I laughed and cried as I read this book. One particularly poignant moment was when Laura and Danny discussed the possibility that he could die. Laura and Brian didn't want to share the life-threatening aspect of diabetes with Danny and Jessie at first. Any parent can understand not wanting to unnecessarily frighten their children. One day Danny asked what would happen if his blood sugar got too low. Laura matter-of-factly described the procedure that she would take to get his numbers up again. Then he asked what would happen if she weren't there. Again, with great calm and composure, she assured Danny that someone would dial 9-1-1. The logical next question Danny asked was what would happen if he were alone and nobody was there to help him. Laura said that he'd stay in a coma until someone came along and called for help. And, if no one came to help him, he asked. "Then you would die, Danny," Laura said. "Bummer," he said to that. Bummer indeed. That's when I ran to get a tissue to dry my eyes and read my husband, Paul, that stunning passage. His eyes welled up too.

"There is so much useful information in this little paperback book."

There is SO much useful information in this little paperback book. Laura did tireless amounts of research about diabetes. There's even a "Parent's Survival Guide" at the end which provides information on what to have in a "fanny pack" (glucose meters, spare batteries, glucose gel, etc.). There is a sample medical information sheet, daily food logs, nutrition suggestions, family coping strategies, self-care suggestions, where to get support, and much more.
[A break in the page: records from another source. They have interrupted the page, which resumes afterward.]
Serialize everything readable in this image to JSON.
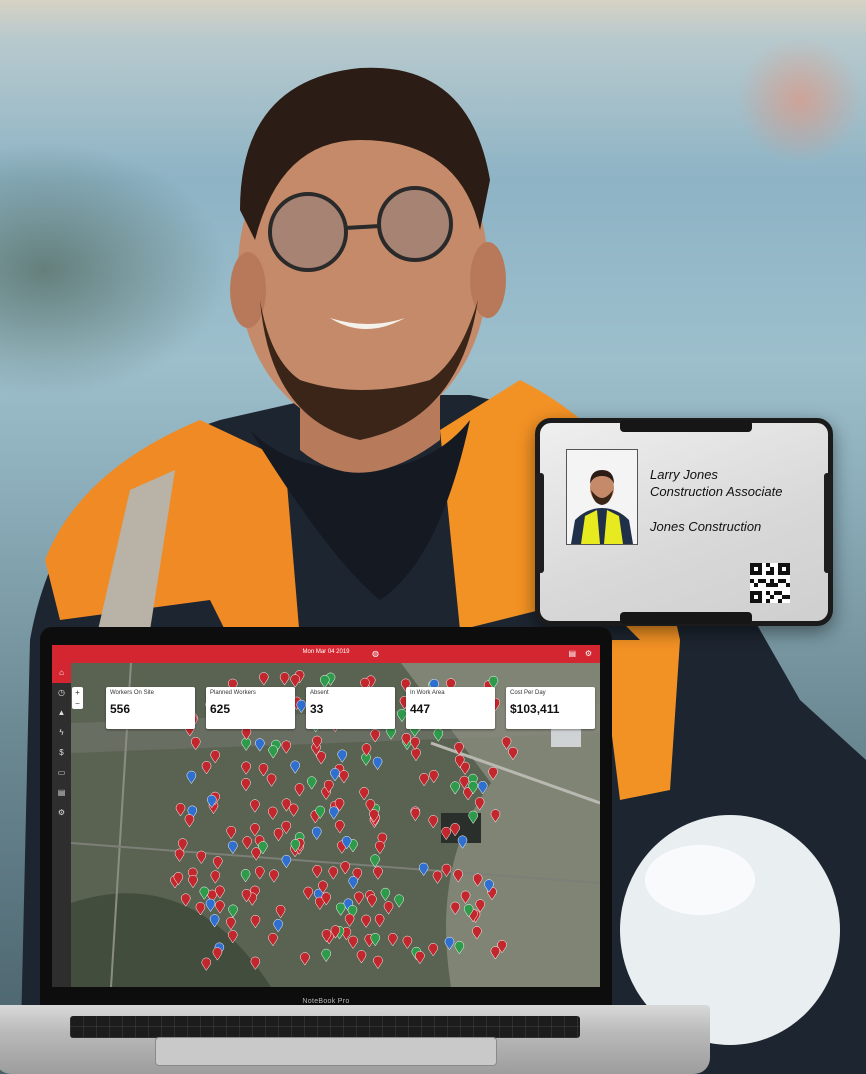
{
  "badge": {
    "name": "Larry Jones",
    "title": "Construction Associate",
    "company": "Jones Construction"
  },
  "laptop": {
    "brand": "NoteBook Pro"
  },
  "dashboard": {
    "date": "Mon Mar 04 2019",
    "header_icons": [
      "globe-icon",
      "clipboard-icon",
      "gear-icon"
    ],
    "nav_items": [
      {
        "icon": "home-icon",
        "active": true
      },
      {
        "icon": "clock-icon",
        "active": false
      },
      {
        "icon": "warning-icon",
        "active": false
      },
      {
        "icon": "lightning-icon",
        "active": false
      },
      {
        "icon": "dollar-icon",
        "active": false
      },
      {
        "icon": "chat-icon",
        "active": false
      },
      {
        "icon": "clipboard-icon",
        "active": false
      },
      {
        "icon": "gear-icon",
        "active": false
      }
    ],
    "kpis": [
      {
        "label": "Workers On Site",
        "value": "556"
      },
      {
        "label": "Planned Workers",
        "value": "625"
      },
      {
        "label": "Absent",
        "value": "33"
      },
      {
        "label": "In Work Area",
        "value": "447"
      },
      {
        "label": "Cost Per Day",
        "value": "$103,411"
      }
    ],
    "zoom": {
      "in": "+",
      "out": "−"
    },
    "colors": {
      "accent": "#d32630",
      "marker_red": "#c1272d",
      "marker_green": "#2e9b4a",
      "marker_blue": "#2f6fd0"
    }
  }
}
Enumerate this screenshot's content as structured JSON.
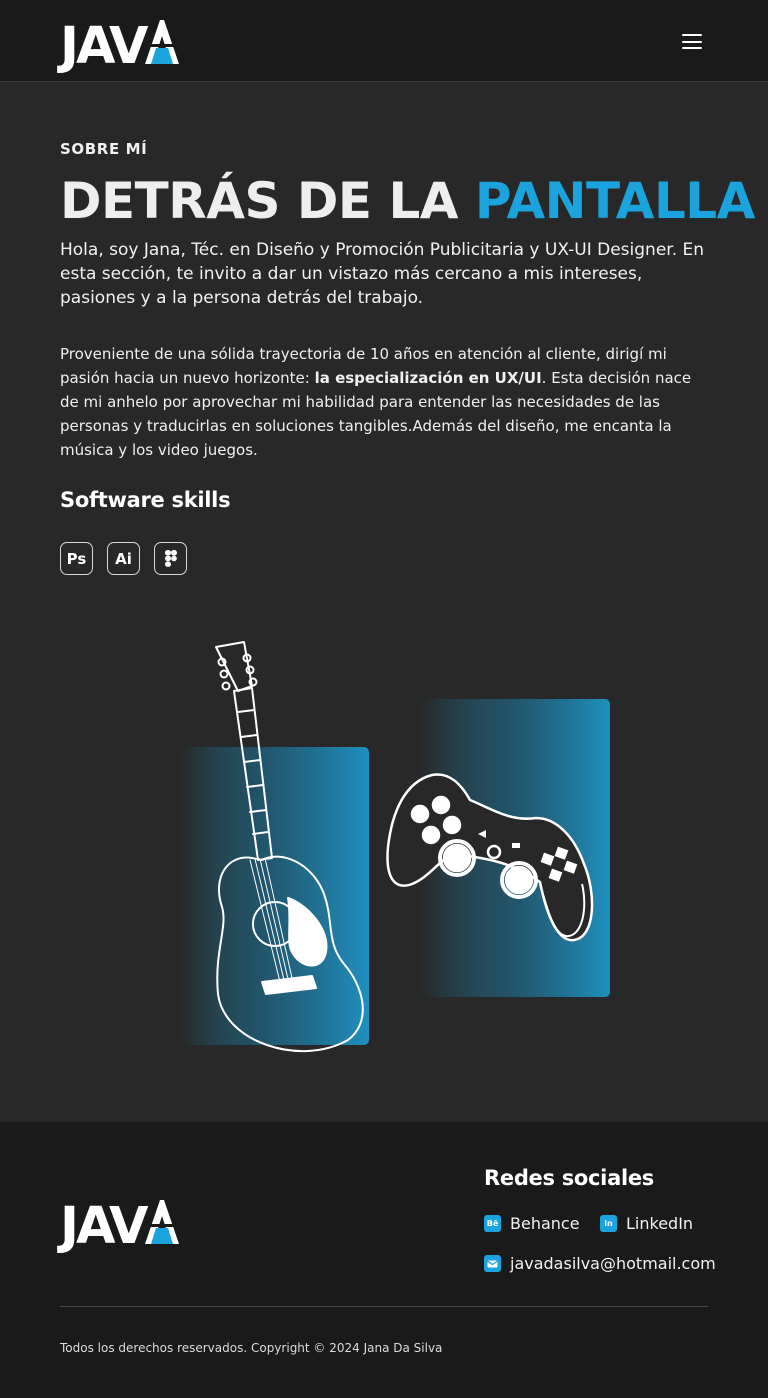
{
  "header": {
    "logo_text": "JAV",
    "menu_icon": "hamburger-menu-icon"
  },
  "about": {
    "eyebrow": "SOBRE MÍ",
    "headline_part1": "DETRÁS DE LA ",
    "headline_accent": "PANTALLA",
    "intro": "Hola, soy Jana, Téc. en Diseño y Promoción Publicitaria y UX-UI Designer. En esta sección, te invito a dar un vistazo más cercano a mis intereses, pasiones y a la persona detrás del trabajo.",
    "body_before": "Proveniente de una sólida trayectoria de 10 años en atención al cliente, dirigí mi pasión hacia un nuevo horizonte: ",
    "body_bold": "la especialización en UX/UI",
    "body_after": ". Esta decisión nace de mi anhelo por aprovechar mi habilidad para entender las necesidades de las personas y traducirlas en soluciones tangibles.Además del diseño, me encanta la música y los video juegos.",
    "skills_title": "Software skills",
    "skills": [
      {
        "label": "Ps",
        "icon": "photoshop-icon"
      },
      {
        "label": "Ai",
        "icon": "illustrator-icon"
      },
      {
        "label": "",
        "icon": "figma-icon"
      }
    ]
  },
  "footer": {
    "logo_text": "JAV",
    "social_title": "Redes sociales",
    "behance_label": "Behance",
    "behance_icon_text": "Bē",
    "linkedin_label": "LinkedIn",
    "linkedin_icon_text": "in",
    "email_label": "javadasilva@hotmail.com",
    "copyright": "Todos los derechos reservados. Copyright © 2024 Jana Da Silva"
  },
  "colors": {
    "accent": "#1aa3dc",
    "background": "#282828",
    "header_bg": "#1a1a1a"
  }
}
Laura was not content to just accept conventional medical beliefs about how to treat and live with this disease. She figured out how to extend Danny's "honeymoon period," (the period of remission after the original diabetes diagnosis when the pancreas resumes producing some insulin itself. She also increased her family's amount of exercise, drastically improved their diet, and incorporated holistic treatments, (such as acupuncture and foot reflexology). The family worked on issues of sibling rivalry, how to keep the marriage together, and built a stronger bond between family members. Through all of this hard work, Danny has been able to attain excellent blood sugar levels and they have created a new sense of "normal."
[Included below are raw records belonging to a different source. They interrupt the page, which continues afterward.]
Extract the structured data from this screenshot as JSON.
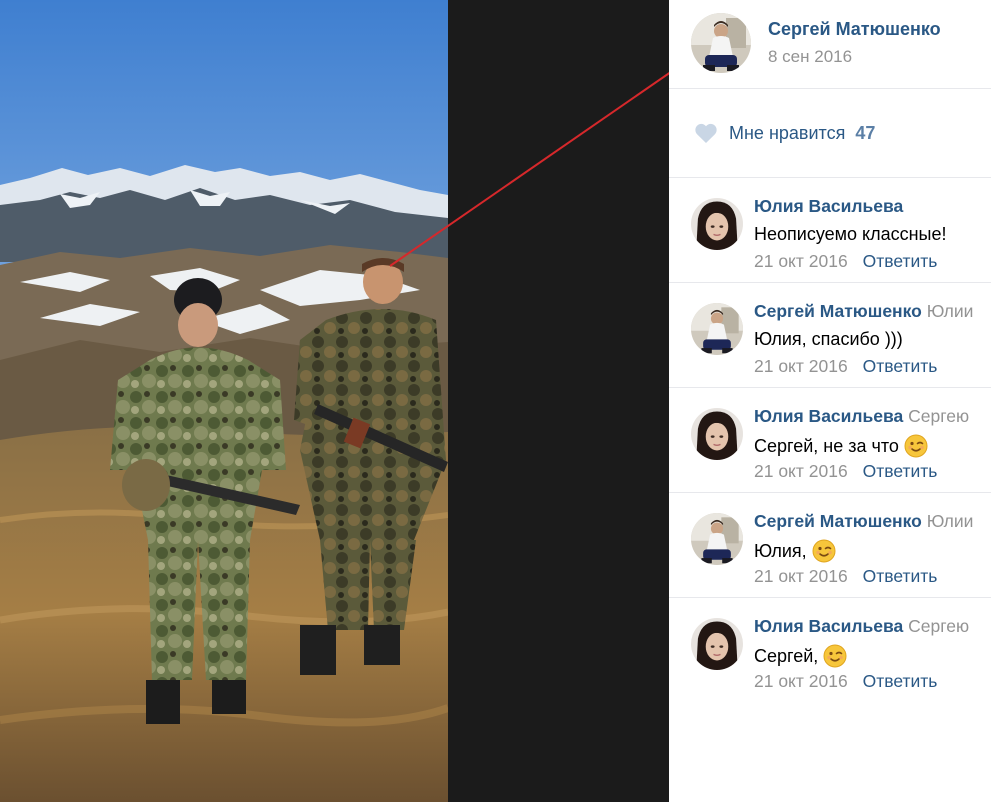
{
  "post": {
    "author": "Сергей Матюшенко",
    "date": "8 сен 2016"
  },
  "likes": {
    "label": "Мне нравится",
    "count": "47",
    "icon": "heart-icon"
  },
  "comments": [
    {
      "author": "Юлия Васильева",
      "reply_to": "",
      "text": "Неописуемо классные!",
      "emoji": "",
      "date": "21 окт 2016",
      "reply_label": "Ответить"
    },
    {
      "author": "Сергей Матюшенко",
      "reply_to": "Юлии",
      "text": "Юлия, спасибо )))",
      "emoji": "",
      "date": "21 окт 2016",
      "reply_label": "Ответить"
    },
    {
      "author": "Юлия Васильева",
      "reply_to": "Сергею",
      "text": "Сергей, не за что",
      "emoji": "wink-emoji",
      "date": "21 окт 2016",
      "reply_label": "Ответить"
    },
    {
      "author": "Сергей Матюшенко",
      "reply_to": "Юлии",
      "text": "Юлия,",
      "emoji": "wink-emoji",
      "date": "21 окт 2016",
      "reply_label": "Ответить"
    },
    {
      "author": "Юлия Васильева",
      "reply_to": "Сергею",
      "text": "Сергей,",
      "emoji": "wink-emoji",
      "date": "21 окт 2016",
      "reply_label": "Ответить"
    }
  ],
  "colors": {
    "link": "#2a5885",
    "muted": "#939393",
    "divider": "#e7e8ec",
    "annotation_line": "#d6282b",
    "photo_backdrop": "#1b1b1b"
  }
}
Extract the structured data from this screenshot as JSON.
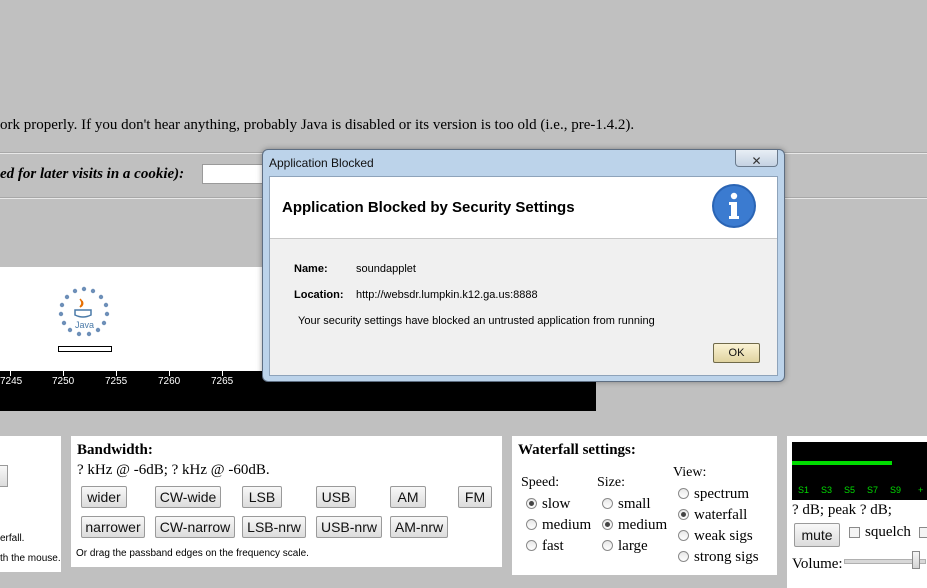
{
  "page": {
    "warning_text": "ork properly. If you don't hear anything, probably Java is disabled or its version is too old (i.e., pre-1.4.2).",
    "cookie_label": "ed for later visits in a cookie):",
    "cookie_input_value": ""
  },
  "java": {
    "logo_text": "Java"
  },
  "scale": {
    "ticks": [
      "7245",
      "7250",
      "7255",
      "7260",
      "7265"
    ]
  },
  "left_panel": {
    "line1": "erfall.",
    "line2": "th the mouse."
  },
  "bandwidth": {
    "title": "Bandwidth:",
    "status": "? kHz @ -6dB; ? kHz @ -60dB.",
    "buttons_row1": [
      "wider",
      "CW-wide",
      "LSB",
      "USB",
      "AM",
      "FM"
    ],
    "buttons_row2": [
      "narrower",
      "CW-narrow",
      "LSB-nrw",
      "USB-nrw",
      "AM-nrw"
    ],
    "hint": "Or drag the passband edges on the frequency scale."
  },
  "waterfall": {
    "title": "Waterfall settings:",
    "speed_label": "Speed:",
    "speed_options": [
      "slow",
      "medium",
      "fast"
    ],
    "speed_selected": "slow",
    "size_label": "Size:",
    "size_options": [
      "small",
      "medium",
      "large"
    ],
    "size_selected": "medium",
    "view_label": "View:",
    "view_options": [
      "spectrum",
      "waterfall",
      "weak sigs",
      "strong sigs"
    ],
    "view_selected": "waterfall"
  },
  "audio": {
    "smeter_labels": [
      "S1",
      "S3",
      "S5",
      "S7",
      "S9",
      "+"
    ],
    "smeter_level": 0.75,
    "db_text": "? dB; peak ? dB;",
    "mute_label": "mute",
    "squelch_label": "squelch",
    "volume_label": "Volume:",
    "volume_level": 0.95,
    "accent_color": "#00dd00"
  },
  "dialog": {
    "window_title": "Application Blocked",
    "heading": "Application Blocked by Security Settings",
    "name_label": "Name:",
    "name_value": "soundapplet",
    "location_label": "Location:",
    "location_value": "http://websdr.lumpkin.k12.ga.us:8888",
    "message": "Your security settings have blocked an untrusted application from running",
    "ok_label": "OK",
    "info_icon": "info-icon"
  }
}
Even if you don't have a child with diabetes or know anyone who does, this book is valuable for all of us to read. After I finished it, I started thinking more about ways to continue to improve my family's diet, always an interest of mine. Some of the things readers can learn about living with a diabetic child are: how to go on vacation, to camp, and on school trips; dietary changes that will improve everyone's health; coping with illnesses, such as colds, fevers, flu, dealing with Halloween and holidays; attending diabetes camp; and perhaps most importantly, developing a diabetes team of doctors and other health professionals, as well as a strong support system.
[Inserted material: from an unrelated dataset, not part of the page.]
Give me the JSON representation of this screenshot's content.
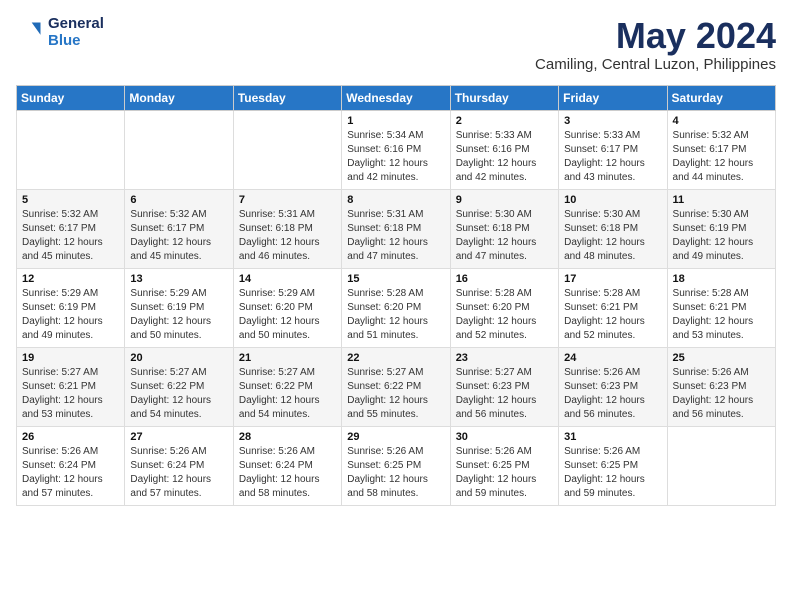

I highly recommend Laura's book! Kudos, Plunkett/Weltner family. You've shared an amazing journey which I'm sure will help many others.